AIM OF THE EXERCISE:
Each line below must be reproduced exactly as it stands. Pictures stay out of the copy.

Excerpts from a dataset:
━━━━━━━━━━━━━━━━━━━━
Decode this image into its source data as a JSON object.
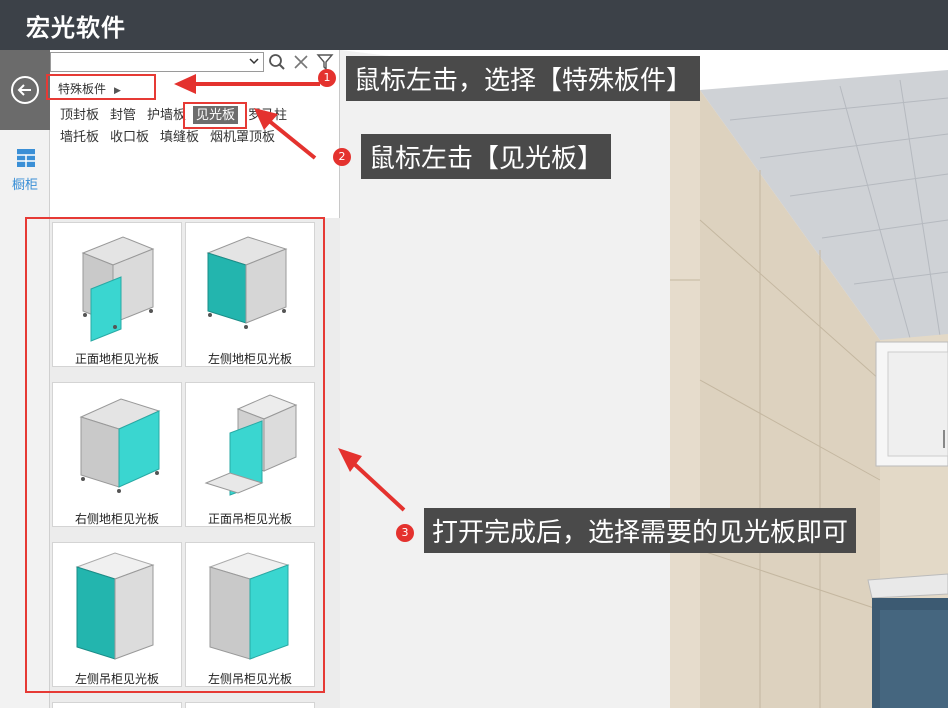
{
  "app": {
    "title": "宏光软件"
  },
  "rail": {
    "category_label": "橱柜"
  },
  "toolbar": {
    "search_value": ""
  },
  "catalog": {
    "breadcrumb": "特殊板件",
    "subcategories": [
      "顶封板",
      "封管",
      "护墙板",
      "见光板",
      "罗马柱",
      "墙托板",
      "收口板",
      "填缝板",
      "烟机罩顶板"
    ],
    "active_subcategory": "见光板",
    "items": [
      {
        "label": "正面地柜见光板"
      },
      {
        "label": "左侧地柜见光板"
      },
      {
        "label": "右侧地柜见光板"
      },
      {
        "label": "正面吊柜见光板"
      },
      {
        "label": "左侧吊柜见光板"
      },
      {
        "label": "左侧吊柜见光板"
      }
    ]
  },
  "annotations": [
    {
      "number": "1",
      "text": "鼠标左击，选择【特殊板件】"
    },
    {
      "number": "2",
      "text": "鼠标左击【见光板】"
    },
    {
      "number": "3",
      "text": "打开完成后，选择需要的见光板即可"
    }
  ],
  "colors": {
    "accent_teal": "#3ad6d0",
    "annotation_red": "#e4322e",
    "titlebar": "#3c4148"
  }
}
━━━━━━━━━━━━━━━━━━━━
ANSWER BOX:
Decode this image into its source data as a JSON object.
{
  "app": {
    "title": "宏光软件"
  },
  "rail": {
    "category_label": "橱柜"
  },
  "toolbar": {
    "search_value": ""
  },
  "catalog": {
    "breadcrumb": "特殊板件",
    "subcategories": [
      "顶封板",
      "封管",
      "护墙板",
      "见光板",
      "罗马柱",
      "墙托板",
      "收口板",
      "填缝板",
      "烟机罩顶板"
    ],
    "active_subcategory": "见光板",
    "items": [
      {
        "label": "正面地柜见光板"
      },
      {
        "label": "左侧地柜见光板"
      },
      {
        "label": "右侧地柜见光板"
      },
      {
        "label": "正面吊柜见光板"
      },
      {
        "label": "左侧吊柜见光板"
      },
      {
        "label": "左侧吊柜见光板"
      }
    ]
  },
  "annotations": [
    {
      "number": "1",
      "text": "鼠标左击，选择【特殊板件】"
    },
    {
      "number": "2",
      "text": "鼠标左击【见光板】"
    },
    {
      "number": "3",
      "text": "打开完成后，选择需要的见光板即可"
    }
  ],
  "colors": {
    "accent_teal": "#3ad6d0",
    "annotation_red": "#e4322e",
    "titlebar": "#3c4148"
  }
}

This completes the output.